Great Insurance Jobs’ Cofounder Roger Lear is here to help you overcome obstacles to your career and job search. This month, he offers tips on changing careers within the industry.
Q: I have been an underwriter for nine years but want to change to claims. Is this possible?
A: The insurance industry has excellent jobs. Historically though, if you started your career as an underwriter, you would retire in underwriting in some capacity (manager, VP, etc.). If you decide that you want to become a claims professional after years of underwriting, the transition should be seamless, but it isn’t.
Your technical underwriting skills should be a considerable benefit when adjusting claims. The reality, though, is that trying to change job titles in the insurance industry is the same as a TikTok chef running Hell’s Kitchen.
Since you have nine years of experience, you are most likely $10,000-15,000 over the starting salary of an entry-level claims adjuster. This is a real thing since insurance companies have salary grades, and without claims experience, you would have to start at the trainee level.
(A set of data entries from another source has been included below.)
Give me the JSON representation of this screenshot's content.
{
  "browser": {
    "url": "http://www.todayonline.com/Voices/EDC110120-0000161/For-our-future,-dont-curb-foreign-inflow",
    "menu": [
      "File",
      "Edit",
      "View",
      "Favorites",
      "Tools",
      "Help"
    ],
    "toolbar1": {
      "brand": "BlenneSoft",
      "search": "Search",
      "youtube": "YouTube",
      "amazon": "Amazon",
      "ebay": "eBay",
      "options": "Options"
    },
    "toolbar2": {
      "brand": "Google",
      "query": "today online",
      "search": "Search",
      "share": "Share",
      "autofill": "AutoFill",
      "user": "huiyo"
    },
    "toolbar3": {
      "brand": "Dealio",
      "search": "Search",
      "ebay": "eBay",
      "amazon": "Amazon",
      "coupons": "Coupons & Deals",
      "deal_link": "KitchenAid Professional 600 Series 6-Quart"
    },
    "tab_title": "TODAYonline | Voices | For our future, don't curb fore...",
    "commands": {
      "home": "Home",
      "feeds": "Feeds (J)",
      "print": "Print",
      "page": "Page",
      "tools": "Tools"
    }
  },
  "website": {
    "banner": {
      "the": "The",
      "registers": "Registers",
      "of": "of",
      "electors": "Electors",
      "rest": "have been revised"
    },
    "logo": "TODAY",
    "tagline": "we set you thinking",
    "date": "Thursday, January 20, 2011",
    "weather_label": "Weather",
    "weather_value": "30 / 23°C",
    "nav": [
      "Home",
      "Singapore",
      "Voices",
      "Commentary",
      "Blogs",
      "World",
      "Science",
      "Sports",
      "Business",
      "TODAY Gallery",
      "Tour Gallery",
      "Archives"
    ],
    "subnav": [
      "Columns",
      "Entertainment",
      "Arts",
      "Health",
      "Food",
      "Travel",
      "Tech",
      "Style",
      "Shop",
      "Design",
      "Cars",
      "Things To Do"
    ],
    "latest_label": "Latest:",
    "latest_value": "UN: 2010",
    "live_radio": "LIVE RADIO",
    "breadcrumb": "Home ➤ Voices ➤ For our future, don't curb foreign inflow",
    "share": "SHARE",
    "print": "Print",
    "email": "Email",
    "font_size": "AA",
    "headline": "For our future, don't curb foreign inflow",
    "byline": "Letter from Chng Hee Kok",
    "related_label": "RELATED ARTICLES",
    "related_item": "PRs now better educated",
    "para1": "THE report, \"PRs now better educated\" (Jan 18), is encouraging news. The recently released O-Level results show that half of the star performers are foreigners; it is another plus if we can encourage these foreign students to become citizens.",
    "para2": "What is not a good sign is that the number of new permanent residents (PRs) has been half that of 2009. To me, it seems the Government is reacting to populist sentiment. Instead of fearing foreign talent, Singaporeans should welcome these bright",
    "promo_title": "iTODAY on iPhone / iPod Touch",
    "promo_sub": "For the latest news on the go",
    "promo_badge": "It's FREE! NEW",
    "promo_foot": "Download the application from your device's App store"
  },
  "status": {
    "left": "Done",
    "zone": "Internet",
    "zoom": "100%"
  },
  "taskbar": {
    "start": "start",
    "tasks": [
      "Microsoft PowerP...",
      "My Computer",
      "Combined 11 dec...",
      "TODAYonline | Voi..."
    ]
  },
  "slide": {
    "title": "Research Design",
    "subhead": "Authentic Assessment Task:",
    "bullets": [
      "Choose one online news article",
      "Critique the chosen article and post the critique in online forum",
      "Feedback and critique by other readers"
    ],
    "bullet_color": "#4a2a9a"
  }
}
It doesn’t make a lot of sense since you can assess risk as an underwriter.
A claims adjuster with nine years’ experience most likely will have settled into a specialty (GL, workers’ comp, property), handled litigated files, and will have a high level of authority. Being able to settle attorney-represented claims without much supervision is the sweet spot for maximizing your compensation potential as a claims professional. The question is, how fast can you get there if you have to take a step back financially to begin your claims journey? Since you have years of underwriting, you should excel at claims and get up to speed quickly working with claimant attorneys.
Another route to a claims job is to become an independent claims adjuster. There are numerous independent adjusting firms throughout the country, with many offering training. If you go this route, consider that most of these jobs settle auto and homeowner claims directly with the claimants. Once the claims are settled, you get paid. Your income will vary. If you can travel and do CAT duty, you can make well over $100,000 a year. If you work from home, you may find yourself always hustling to get enough claims to make a decent living. Becoming an independent adjuster is almost like running your own business; and just like public speaking, it is not for everyone.
The last option is most likely the best option for transforming from underwriting to claims. Insurance leaders’ number one concern is the retirement of one-third of the workforce in the next couple of years. The steps they will have to take to attract talent are to replace the senior employees they are losing and hire a new breed of claims professionals. Instead of losing talent like you to the competitors, ask the claims director at your company what kind of transition program they have to help move from underwriting to claims without taking a substantial financial hit. Some companies have online training to help you get up to speed in claims months before leaving your underwriting job. Companies will have to be mindful of this and work to retain their current workforce, and they must break “tradition” and take care of their current employees who want to change career paths.
One more thing: Technology is playing a significant role. Artificial intelligence, driverless cars, drones, social media analytics (yes, for claims), and data analytics are where claims careers are going. As companies implement this new technology in the claims process, it is now creating opportunities for you to get these higher-paying jobs. To attract talent to these jobs, they will have to train, and there is no better person out there than an underwriter with insurance experience ready to become a claims professional!